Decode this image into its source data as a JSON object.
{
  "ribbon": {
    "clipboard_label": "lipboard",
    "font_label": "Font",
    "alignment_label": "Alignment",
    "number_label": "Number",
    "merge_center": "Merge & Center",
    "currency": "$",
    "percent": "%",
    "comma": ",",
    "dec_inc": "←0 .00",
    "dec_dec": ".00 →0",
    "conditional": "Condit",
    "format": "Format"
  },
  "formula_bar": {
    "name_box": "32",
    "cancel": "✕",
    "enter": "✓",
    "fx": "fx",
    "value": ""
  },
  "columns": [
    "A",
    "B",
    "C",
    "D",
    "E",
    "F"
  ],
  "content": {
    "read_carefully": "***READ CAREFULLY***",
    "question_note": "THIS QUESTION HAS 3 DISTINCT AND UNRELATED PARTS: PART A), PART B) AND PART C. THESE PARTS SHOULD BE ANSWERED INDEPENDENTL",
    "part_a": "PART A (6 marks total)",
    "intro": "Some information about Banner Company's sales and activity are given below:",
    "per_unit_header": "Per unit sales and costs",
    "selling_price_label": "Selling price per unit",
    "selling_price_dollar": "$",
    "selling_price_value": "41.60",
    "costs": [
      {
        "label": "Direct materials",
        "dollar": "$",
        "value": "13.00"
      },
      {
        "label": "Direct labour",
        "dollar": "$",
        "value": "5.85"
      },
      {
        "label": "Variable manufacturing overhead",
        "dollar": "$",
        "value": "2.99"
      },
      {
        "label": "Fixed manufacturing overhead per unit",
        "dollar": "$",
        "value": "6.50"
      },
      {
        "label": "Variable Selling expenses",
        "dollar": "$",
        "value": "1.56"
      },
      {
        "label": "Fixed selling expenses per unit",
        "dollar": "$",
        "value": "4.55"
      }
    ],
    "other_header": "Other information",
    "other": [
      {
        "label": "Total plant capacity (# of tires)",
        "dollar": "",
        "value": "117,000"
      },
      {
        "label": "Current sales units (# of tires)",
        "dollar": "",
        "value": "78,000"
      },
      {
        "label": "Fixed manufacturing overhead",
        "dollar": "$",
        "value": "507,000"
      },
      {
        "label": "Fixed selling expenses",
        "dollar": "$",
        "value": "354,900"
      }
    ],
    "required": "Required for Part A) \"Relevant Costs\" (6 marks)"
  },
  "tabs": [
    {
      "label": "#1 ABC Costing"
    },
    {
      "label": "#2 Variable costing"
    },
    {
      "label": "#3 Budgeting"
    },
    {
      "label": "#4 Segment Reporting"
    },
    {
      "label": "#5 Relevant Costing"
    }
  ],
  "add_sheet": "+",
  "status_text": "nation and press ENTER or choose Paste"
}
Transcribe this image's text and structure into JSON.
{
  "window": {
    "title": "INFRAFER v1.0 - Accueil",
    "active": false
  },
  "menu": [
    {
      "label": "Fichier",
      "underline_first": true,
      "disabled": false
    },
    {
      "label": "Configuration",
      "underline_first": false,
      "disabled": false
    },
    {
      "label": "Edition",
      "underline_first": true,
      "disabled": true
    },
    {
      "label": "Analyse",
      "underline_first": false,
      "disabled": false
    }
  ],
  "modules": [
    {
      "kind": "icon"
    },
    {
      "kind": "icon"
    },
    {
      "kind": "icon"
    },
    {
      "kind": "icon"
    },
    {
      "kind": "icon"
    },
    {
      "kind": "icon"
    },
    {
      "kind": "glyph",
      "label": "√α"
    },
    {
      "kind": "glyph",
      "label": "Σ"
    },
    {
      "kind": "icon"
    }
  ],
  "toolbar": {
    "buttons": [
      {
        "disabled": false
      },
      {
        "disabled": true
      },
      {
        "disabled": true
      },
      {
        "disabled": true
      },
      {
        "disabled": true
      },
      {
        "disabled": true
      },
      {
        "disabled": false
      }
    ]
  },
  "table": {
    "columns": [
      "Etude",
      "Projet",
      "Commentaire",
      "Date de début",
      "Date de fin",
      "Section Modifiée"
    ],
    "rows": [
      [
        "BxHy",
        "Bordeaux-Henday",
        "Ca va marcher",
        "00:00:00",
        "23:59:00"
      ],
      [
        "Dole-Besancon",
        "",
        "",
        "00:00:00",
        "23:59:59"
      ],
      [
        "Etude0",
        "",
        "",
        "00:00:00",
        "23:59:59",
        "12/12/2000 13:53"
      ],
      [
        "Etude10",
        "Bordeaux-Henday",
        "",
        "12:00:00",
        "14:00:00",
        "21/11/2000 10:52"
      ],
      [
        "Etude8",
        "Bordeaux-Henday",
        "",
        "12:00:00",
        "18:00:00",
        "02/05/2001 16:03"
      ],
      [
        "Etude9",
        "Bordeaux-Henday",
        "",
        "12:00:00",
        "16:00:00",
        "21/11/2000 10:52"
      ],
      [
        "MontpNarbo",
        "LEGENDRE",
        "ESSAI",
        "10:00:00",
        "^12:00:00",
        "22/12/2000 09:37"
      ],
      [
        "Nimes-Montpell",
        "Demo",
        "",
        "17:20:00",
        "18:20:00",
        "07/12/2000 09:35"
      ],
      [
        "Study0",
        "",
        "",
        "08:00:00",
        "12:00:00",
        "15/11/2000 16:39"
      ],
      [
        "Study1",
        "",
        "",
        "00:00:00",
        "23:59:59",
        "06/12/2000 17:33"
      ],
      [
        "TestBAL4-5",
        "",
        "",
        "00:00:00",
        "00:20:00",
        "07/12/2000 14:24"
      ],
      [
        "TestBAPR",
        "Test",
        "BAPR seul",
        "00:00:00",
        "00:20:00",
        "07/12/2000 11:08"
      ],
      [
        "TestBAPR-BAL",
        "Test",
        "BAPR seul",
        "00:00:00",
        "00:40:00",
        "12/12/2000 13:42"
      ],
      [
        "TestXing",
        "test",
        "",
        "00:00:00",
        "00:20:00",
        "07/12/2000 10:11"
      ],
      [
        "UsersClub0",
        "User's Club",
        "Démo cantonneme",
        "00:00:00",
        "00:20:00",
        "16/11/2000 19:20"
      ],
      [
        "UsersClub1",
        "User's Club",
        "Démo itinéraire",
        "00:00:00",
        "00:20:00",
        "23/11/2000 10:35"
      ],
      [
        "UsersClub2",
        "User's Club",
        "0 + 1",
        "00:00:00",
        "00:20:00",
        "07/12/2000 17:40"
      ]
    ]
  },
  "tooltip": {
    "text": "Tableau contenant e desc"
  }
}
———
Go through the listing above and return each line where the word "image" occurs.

OUTPUT FOR THIS EXERCISE:
Decode this image into its source data as a JSON object.
Transcribe this image's text and structure into JSON.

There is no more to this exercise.